As part of the Sun’arausqat Katurgwiat (The Young People’s Gathering Place), Coast Guard units from across Team Kodiak hosted youth from villages and communities around Kodiak Island.
Twice a year, Coast Guard Air Station Kodiak recognizes four air station members for their exemplary performance and superior technical, aviation, professional, and leadership abilities with three Lt. Robert A. Perchard Memorial Trophies and one General Service Award. Here are the awardees for the first half of 2016.
With an extensive 44,000 miles of shoreline, Alaska has the largest area of responsibility of all the Coast Guard districts, it also has incredibly diverse landscape and weather patterns, making it uniquely challenging for mariners and aviators.
Since 1974, Kodiak-based Coast Guard crews have been bringing holiday cheer, presents, books and warm garments to children in the remote villages on Kodiak Island, and the tradition continues this year.

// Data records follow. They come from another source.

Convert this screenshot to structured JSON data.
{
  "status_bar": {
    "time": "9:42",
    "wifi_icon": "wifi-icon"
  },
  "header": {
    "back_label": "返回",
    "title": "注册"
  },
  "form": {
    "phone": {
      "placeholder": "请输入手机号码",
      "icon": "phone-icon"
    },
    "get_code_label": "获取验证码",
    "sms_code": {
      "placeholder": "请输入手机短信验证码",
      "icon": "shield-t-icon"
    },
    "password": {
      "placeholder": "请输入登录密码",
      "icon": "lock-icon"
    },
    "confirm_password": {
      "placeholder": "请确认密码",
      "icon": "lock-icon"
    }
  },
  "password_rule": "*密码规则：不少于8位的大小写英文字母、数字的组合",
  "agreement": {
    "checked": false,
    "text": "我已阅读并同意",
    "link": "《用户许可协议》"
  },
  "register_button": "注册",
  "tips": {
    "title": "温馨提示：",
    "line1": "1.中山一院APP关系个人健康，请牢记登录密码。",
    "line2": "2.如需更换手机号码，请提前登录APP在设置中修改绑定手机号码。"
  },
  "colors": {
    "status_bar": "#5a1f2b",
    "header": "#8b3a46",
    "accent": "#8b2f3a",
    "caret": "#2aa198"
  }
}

Personnel from Coast Guard Air Station Kodiak, Alaska, hitched a ride home from Forward Operating Location Deadhorse aboard a C-17 Globemaster III airplane courtesy of the Alaska Air National Guard’s 249th Airlift Squadron Oct. 14, 2015.
Take a flight to the North Pole on an Air Station Kodiak HC-130 Hercules airplane, along with scientist from the University of Washington, as they deploy probes to the icey-waters below in an attempt to study the ever changing Arctic.
It’s pivotal that a rescue crew, whether on the water or in the sky, has the full use of their wits and physical power when it matters most. Utilizing an unmanned system that could potentially spot survivors or wreckage from high in the sky could reduce the time rescue crews spend searching, and ultimately reduce the time that victims spend at the mercy of the elements.
Forty-one by 40-feet is the size of the flight deck of the Coast Guard Cutter Healy, a 420-foot polar icebreaker currently deployed to the Arctic. To land a on the cutter, aircrews and deck crews not only have to manage with a ship that moves forward in the water, but also one that moves with the seas.
Spanning more than 4-million square miles along the Alaskan coastline, Coast Guard Air Station Kodiak serves as a guardian to Alaskan mariners. With missions ranging from search and rescue to law enforcement, air station crews keep a busy schedule throughout the year. But, as ice in the Arctic recedes, another mission becomes important for the Coast Guard.
As part of Operation Arctic Shield, Air Station Kodiak deployed helicopters and personnel to a forward operating location in Deadhorse. In order to support both their primary missions and Arctic mission, the air station requested additional personnel from Coast Guard units across the United States.